Abstract: Cities have become places of compound crises, where many shocks and stresses happen simultaneously and interdependently in different sectors. The climate crisis is entangled with many other urban issues, including physical and mental health and wellbeing. But how do these crises and their solutions interact? Does addressing climate change in a systemic way automatically mean ensuring the good health and wellbeing of all urban dwellers? Although the consequences of climate change are being increasingly felt, for many they still seem far away in space and time. Yet, health and wellbeing are immediate and constant concerns for all. This paper is interested in the synergies and conflicts of urban climate and health and wellbeing policies and their consequences on the most vulnerable urban communities. It asks: how do adaptation and wellness policies work together? We present a case study of Edmonton’s recent climate adaptation and wellbeing initiatives. It shares and puts light on the results of a documentary analysis of policy documents as well as semi-structured interviews with local policymakers and community members participating in or affected by Edmonton’s climate and wellbeing initiatives. We show that there are many synergies between adaptation and health wellbeing policies. While these synergies tend to positively affect the wealthiest communities, they conflict with one another when it comes to the most vulnerable communities. This research may be of interest to scholars working on climate policies or on health and wellbeing policies, as well as to urban scholars and policymakers.
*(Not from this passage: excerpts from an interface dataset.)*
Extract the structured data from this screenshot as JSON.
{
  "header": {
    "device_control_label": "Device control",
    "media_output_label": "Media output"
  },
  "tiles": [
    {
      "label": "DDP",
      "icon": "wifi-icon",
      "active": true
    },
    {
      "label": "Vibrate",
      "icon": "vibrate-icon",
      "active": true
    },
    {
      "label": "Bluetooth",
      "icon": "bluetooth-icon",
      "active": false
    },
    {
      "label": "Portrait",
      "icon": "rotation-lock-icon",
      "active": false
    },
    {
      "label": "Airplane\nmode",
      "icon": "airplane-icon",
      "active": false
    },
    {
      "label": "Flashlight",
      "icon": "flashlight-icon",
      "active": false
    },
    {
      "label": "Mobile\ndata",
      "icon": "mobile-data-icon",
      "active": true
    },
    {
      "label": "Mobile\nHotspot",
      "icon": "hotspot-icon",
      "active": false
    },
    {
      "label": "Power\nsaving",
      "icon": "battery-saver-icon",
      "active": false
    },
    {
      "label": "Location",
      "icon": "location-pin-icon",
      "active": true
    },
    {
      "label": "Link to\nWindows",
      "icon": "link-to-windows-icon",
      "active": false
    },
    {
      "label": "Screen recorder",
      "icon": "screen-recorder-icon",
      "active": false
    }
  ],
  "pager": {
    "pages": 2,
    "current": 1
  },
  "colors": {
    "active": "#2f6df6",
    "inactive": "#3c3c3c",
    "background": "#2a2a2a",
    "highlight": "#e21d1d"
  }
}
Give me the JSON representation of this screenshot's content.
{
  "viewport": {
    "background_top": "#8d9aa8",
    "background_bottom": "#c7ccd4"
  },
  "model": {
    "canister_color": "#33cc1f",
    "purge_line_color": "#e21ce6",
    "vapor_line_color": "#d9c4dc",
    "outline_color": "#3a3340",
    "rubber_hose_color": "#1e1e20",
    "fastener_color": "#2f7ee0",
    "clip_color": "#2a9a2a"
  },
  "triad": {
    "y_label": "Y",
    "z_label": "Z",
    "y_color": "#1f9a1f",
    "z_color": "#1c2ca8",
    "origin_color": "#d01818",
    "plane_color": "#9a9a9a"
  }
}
The Impact of Smart Urbanism on Economic Development in Niagara Region: Learning from the Regional Innovation Systems Literature: Nathan Olmstead (Brock University), Charles Conteh (Brock University)
Abstract: The fabric of the Canadian city is increasingly fibreoptic, with many municipalities investing in new technologies to address the challenges they face. In addition to improving local quality of life, developing such “smart city” approaches is often framed as a way to attract investment, talent, and economic growth, particularly in the Information and Communications Technology (ICT) sector. Despite this, the impact of smart urbanism on economic development, and the relationship between smart urbanism and existing economic development policies, is underexplored, and the viability of smart urbanism as an economic development strategy is unclear. To that end, this paper explores the influence of smart city policies on economic development in Niagara Region, a two-tier municipality in Ontario, Canada. Drawing on available economic data and a series of interviews with local stakeholders, we explore the history of smart urbanism in Niagara and the growth of the Region’s ICT sector over time. Comparing Niagara region to provincial and federal trends, we find that growth has been concentrated in ICT subsectors that reflect Niagara’s historical strengths in agriculture and manufacturing, rather than the ICT subsectors traditionally associated with smart cities. Smart urbanism is thus an insufficient explanation for the growth of ICT within the Region. In this regard, we argue that smart city approaches can be bolstered by existing research on Regional Innovation Systems, and in particular this literature’s emphasis on economic clustering, institutional supports, and intermediary organizations. We conclude with some policy implications for current practice and theoretical extrapolations for future studies.